DATA:

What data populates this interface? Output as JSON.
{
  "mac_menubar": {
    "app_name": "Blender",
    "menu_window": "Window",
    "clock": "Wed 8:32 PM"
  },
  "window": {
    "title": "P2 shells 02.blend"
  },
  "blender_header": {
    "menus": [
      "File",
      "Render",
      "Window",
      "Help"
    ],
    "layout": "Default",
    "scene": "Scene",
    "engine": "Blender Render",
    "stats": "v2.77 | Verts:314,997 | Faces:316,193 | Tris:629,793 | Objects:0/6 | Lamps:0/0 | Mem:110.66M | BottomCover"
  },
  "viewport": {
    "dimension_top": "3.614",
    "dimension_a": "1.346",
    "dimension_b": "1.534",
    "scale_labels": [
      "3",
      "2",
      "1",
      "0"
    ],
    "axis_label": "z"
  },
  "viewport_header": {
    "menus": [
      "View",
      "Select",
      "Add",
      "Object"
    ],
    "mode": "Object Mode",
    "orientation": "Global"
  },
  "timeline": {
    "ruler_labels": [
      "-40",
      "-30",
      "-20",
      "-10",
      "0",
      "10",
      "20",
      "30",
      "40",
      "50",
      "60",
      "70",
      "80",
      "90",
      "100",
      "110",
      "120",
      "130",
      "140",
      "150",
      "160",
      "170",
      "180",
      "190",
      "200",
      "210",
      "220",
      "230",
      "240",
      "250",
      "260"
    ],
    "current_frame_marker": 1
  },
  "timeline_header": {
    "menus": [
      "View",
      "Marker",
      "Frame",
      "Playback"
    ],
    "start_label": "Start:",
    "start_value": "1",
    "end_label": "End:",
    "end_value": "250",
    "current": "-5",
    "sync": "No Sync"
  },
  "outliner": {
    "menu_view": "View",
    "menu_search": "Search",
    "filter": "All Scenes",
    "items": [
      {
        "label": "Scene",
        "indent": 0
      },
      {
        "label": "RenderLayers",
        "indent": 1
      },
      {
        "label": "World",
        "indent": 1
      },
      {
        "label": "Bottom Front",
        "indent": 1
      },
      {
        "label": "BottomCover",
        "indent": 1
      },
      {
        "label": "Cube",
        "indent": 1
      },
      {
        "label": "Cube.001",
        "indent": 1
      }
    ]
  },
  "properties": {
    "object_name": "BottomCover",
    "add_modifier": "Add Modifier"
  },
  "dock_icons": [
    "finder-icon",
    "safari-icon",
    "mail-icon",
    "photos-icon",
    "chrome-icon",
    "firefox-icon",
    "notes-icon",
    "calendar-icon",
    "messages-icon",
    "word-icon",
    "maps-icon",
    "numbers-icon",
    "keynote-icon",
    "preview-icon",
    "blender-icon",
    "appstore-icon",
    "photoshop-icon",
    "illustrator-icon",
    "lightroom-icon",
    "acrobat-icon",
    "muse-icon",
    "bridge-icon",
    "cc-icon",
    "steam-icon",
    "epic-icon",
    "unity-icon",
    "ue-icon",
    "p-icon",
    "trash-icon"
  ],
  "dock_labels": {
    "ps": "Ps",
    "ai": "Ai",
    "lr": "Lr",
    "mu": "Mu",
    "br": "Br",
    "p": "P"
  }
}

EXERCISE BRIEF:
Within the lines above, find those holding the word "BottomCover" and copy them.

RESPONSE BOX:
    "stats": "v2.77 | Verts:314,997 | Faces:316,193 | Tris:629,793 | Objects:0/6 | Lamps:0/0 | Mem:110.66M | BottomCover"
        "label": "BottomCover",
    "object_name": "BottomCover",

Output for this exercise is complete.